PA Presidential Decree

In light of Hamas' take over in Gaza, Abu-Mazen issued a Presidential Decree to declare a State of Emergency. This term defines the essence of the Presidential Decree, the circumstances in which it is produced and its duration.


The term Presidential Decree refers to the power of the President of the Palestinian Authority (PA), given to him by the PA's Basic Law in specific and irregular situations, to enact new procedures and regulations enjoying legal validity, without the normal legislative procedure.1


The powers of the President of the PA are defined in the Palestinian Basic Law, which is regarded as the temporary constitution of the PA. 2

Due to internal and international pressure, reforms were made in the Basic Law (2-3/03) that included forming the role of the Prime Minister to whom some of the President's powers were transferred.

Even after this reform in the Basic Law, the President maintains a large amount of power. He remains the figure directly elected by the voters in the West Bank and Gaza and is able to appoint and dismiss the Palestinian Prime Minister.

The Use of a Presidential Decree

One of the most prominent powers of the President is the power to issue a Presidential decree - procedures and regulations that have legal validity - in specific and urgent situations as well as in cases when the Legislative Council does not assemble.

Presidential decrees become void if they are not approved in the first meeting of the Legislative Council after their issuance, or if the council decides not to prolong them.

Presidential decree in a State of Emergency3

According to the Basic Law, the President can declare a State of Emergency by Presidential decree for a period of 30 days when there is a threat to national security due to a war, invasion, armed revolution or national disaster.

The State of Emergency can be prolonged for another period of 30 days with the authorization of two thirds of the Palestinian Legislative Council. The emergency decree needs to be specifically defined in its purpose and its duration.

The Legislative Council has the right to ratify the Government's decision in either the first assembly meeting after the State of Emergency was declared, or in the assembly in which it was prolonged - whichever comes first.
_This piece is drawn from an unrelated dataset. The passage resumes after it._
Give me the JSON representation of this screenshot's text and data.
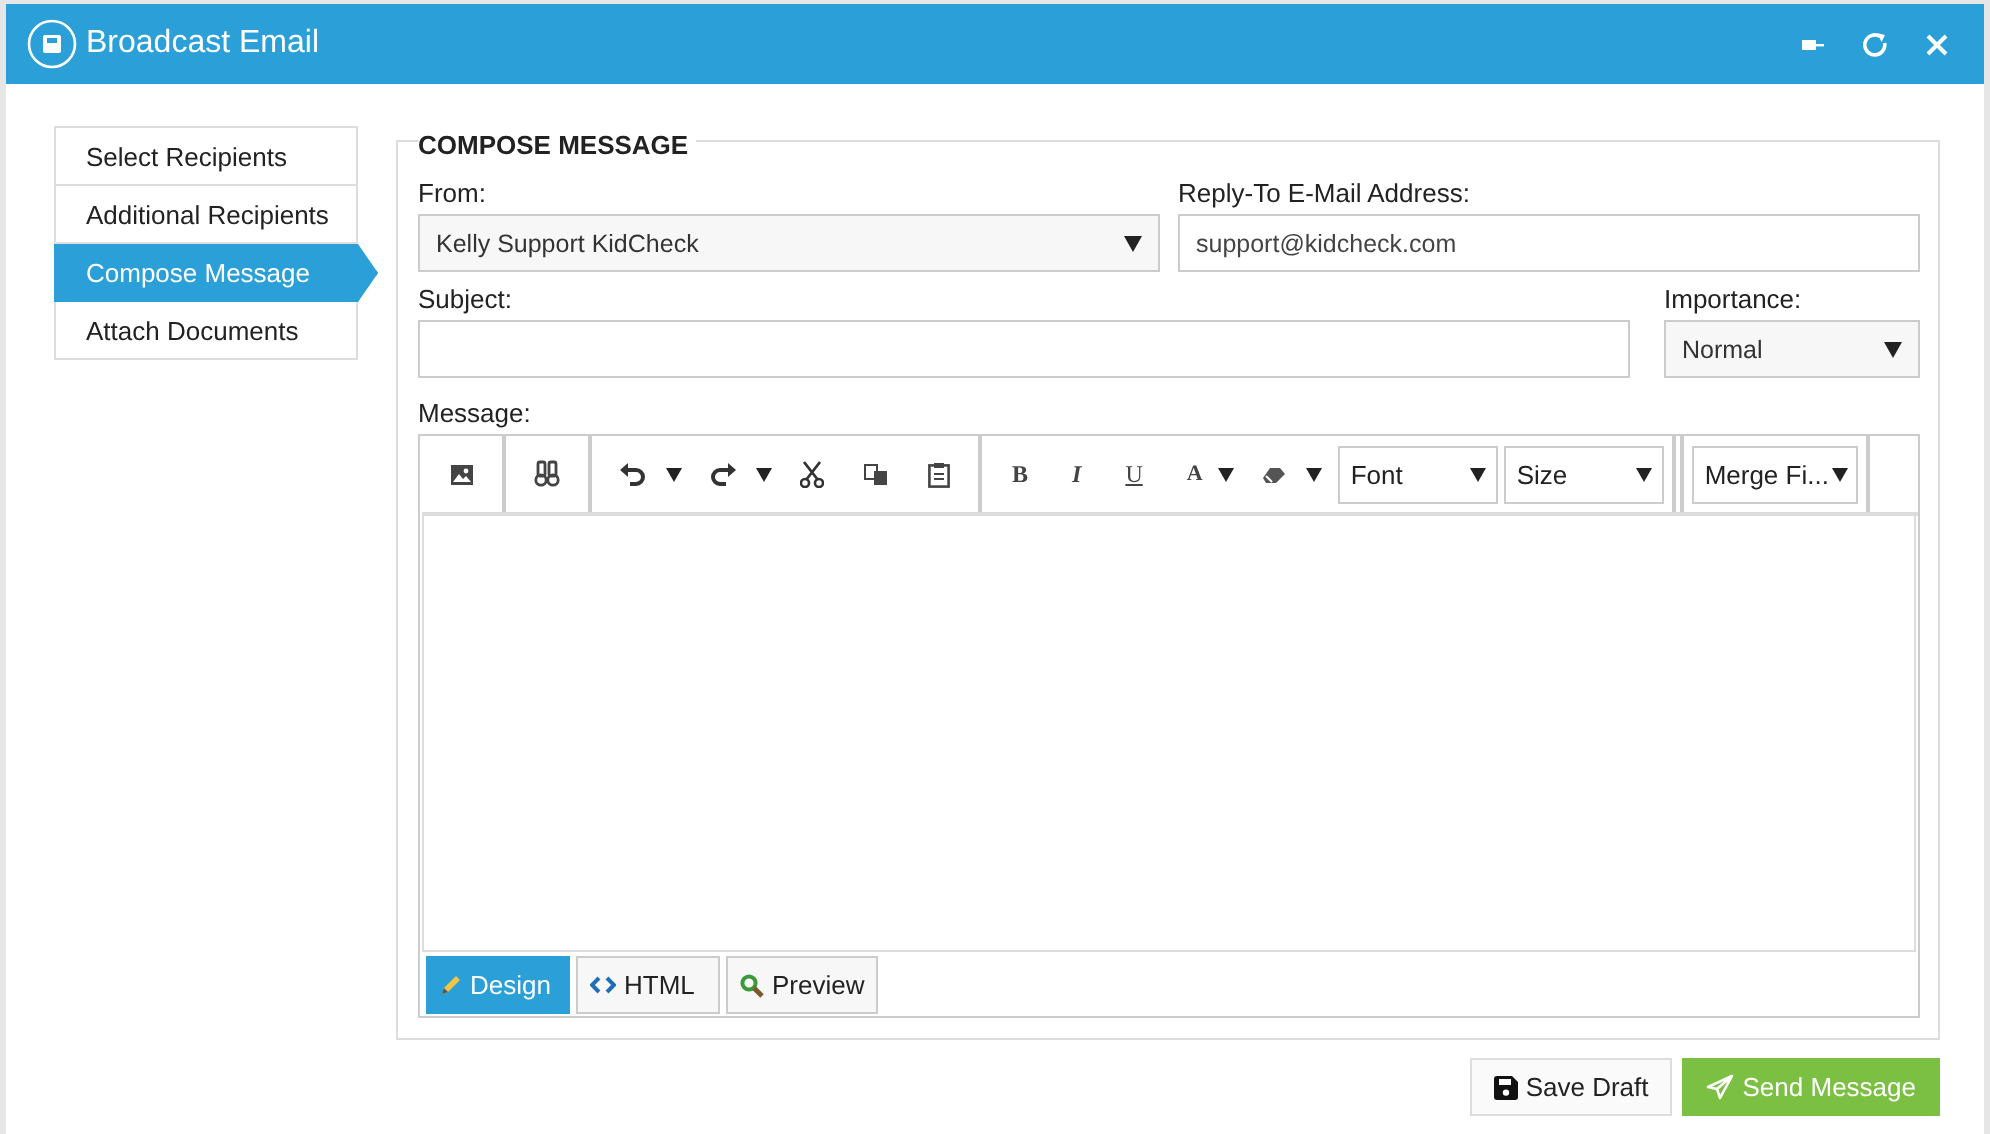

According to the Basic Law, the Legislative Council can not be dissolved nor suspended during the State of Emergency.

The State of Emergency after Hamas took over Gaza

After Hamas took over Gaza (7/6) President Abu-Mazen declared a State of Emergency in the PA using a Presidential decree. The State of Emergency was used to issue several decrees: nominating Abu Mazen's secretary, A-Taib Abed el-Rahim to be the head of the committee investigating the failure of the defense establishment vis-à-vis Hamas in Gaza; nominating Zacaria al Agha to head of the Fatah's High Committee in Gaza; and declaring Hamas' operational force illegal4.

1 Chapter 4 article 60 of the Palestinian Basic Law. For the full version of the law in English click here.

2 The Palestinian Basic Law, the 'temporary constitution' of the PA in the interim period (5/94-99), was approved in the Palestinian Legislative Council (10/97) but was only ratified by Chairman Arafat five years later (5/02) (and even then it was not fully applied).

3 Chapter 6 article 101 in the Palestinian Basic Law.

4 Abu-Mazen's broad use of Presidential decrees during Hamas' take over of Gaza led to criticism regarding their legality. Those who oppose Abu-Mazen claim that he has ignored the article in the Basic Law that obligates him to approve the decrees in the Legislative Council. Abu-Mazen claims that he can rule with these decrees for as long as the Legislative Council is unable to assemble. See Hassam as-al din, Al-Ayyam, 20/06/07 (in Arabic).